I get my information mainly from a few sources, and I would recommend that you check those sources out to find more great opportunities for youth and alternative education. Here’s where to look:

TakingITGlobal – awesome resource for young people looking to make a difference. Events, scholarships, groups, projects, whatever – everything you need is there.

Have Fun Do Good – Britt Bravo’s blog has a lot of information and resources on making a difference in creative ways. I particularly like the books she recommends – she has great taste (and great luck because she gets the books for free!)

TinKosong – this blog, started by a bunch of Malaysian university students, contains regular information on opportunities for young Malaysians to get involved and expand their education. A lot of the information we have is crossposted between the two blogs, since we both have a similar scope (though they do come from a more Ivy base).

Education in Malaysia – the other top Malaysian education blog (haha), whose founder Tony Pua is now an MP! While EiM is more about analysis and commentary rather than opportunities, they do sometimes appear, and it’s a good resource for current affairs in education anyhow.

Ask MetaFilter – every so often there will be a question about travel, education, or opportunities, and the answers given would be top notch. The main site, Metafilter, doesn’t really carry much links about opportunities, but it’s worth a watch.

The Star: Education – Every week in their Sunday pullout, they write up about different educational opportunities and events across Malaysia, and it’s republished on the website. Youth2 is another good source in the paper; however, their website isn’t quite as regularly updated.

GoAbroad and TransitionsAbroad – both great resources for anything to do with travel and going abroad. GoAbroad also has a regular newsletter with information on different programs that you can subscribe to.

ActNow – This Australian-based website is all about educating and empowering youth to make change in their communities. Within their pages are plenty of information and resources on current issues, and ways you can get involved.

World Youth Foundation – this Malaysia-based organization releases a regular email newsletter with all sorts of updates and information on youth empowerment and making a difference.

Young Social Enterprise Initiative – they provide various programs and fellowships for young social entrepreneurs to gain funding and mentoring for their work and enterprises.

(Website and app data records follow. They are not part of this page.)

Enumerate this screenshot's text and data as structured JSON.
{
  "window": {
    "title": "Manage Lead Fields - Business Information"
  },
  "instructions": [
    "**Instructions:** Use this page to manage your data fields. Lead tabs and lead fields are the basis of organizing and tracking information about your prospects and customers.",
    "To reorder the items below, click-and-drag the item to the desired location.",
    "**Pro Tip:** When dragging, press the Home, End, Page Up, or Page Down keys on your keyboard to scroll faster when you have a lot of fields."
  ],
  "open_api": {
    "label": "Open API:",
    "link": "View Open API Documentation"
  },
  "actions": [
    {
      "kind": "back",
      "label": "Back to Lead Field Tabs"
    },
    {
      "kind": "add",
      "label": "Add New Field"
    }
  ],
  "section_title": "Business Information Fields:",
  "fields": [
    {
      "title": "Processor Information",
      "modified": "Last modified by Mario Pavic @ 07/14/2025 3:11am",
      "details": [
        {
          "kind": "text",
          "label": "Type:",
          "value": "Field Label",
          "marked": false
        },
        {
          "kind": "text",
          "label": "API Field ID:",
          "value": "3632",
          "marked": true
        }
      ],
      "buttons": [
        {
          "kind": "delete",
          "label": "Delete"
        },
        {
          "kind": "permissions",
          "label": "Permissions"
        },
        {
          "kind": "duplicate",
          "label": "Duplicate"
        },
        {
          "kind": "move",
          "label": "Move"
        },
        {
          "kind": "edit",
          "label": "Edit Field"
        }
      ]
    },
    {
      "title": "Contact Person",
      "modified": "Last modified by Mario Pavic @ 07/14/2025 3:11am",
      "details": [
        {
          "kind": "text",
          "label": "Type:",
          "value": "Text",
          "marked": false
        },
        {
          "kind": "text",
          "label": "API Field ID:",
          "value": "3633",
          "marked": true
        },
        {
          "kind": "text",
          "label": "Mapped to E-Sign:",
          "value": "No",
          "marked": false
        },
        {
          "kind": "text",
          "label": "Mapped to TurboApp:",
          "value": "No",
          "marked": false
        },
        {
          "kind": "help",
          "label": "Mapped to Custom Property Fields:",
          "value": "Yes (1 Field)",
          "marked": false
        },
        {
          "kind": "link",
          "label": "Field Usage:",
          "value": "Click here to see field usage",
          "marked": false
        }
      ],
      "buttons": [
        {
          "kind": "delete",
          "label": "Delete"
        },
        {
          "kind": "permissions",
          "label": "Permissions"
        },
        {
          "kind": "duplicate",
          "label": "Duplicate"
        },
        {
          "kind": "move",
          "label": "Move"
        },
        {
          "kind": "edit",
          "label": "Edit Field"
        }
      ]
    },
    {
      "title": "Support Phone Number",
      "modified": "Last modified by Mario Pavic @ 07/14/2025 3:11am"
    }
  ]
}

Their social network, FutureShifters, allows young social entrepreneurs to connect with each other and share ideas.

Global Youth Action Network – the organization that links youth-based organizations together. Their newsletter, YouthLink Express, has all sorts of information on events, conferences, possible scams (which are unfortunately an issue with youth conferences), organizations, and many others.

International Young Professionals Foundation – not just for young professionals, but for any young person seeking to make a difference. Membership is inexpensive (and there are funding options if you can’t afford it) and they have tons of information on various opportunities across the globe.

Social Edge – Opportunities – such an AMAZING resource for anything to do with social change and social entrepreneurship. Check out their main site too for discussions and resources on the same topics.

Do you have any other resources for such information and opportunities? Post a comment and share them with us.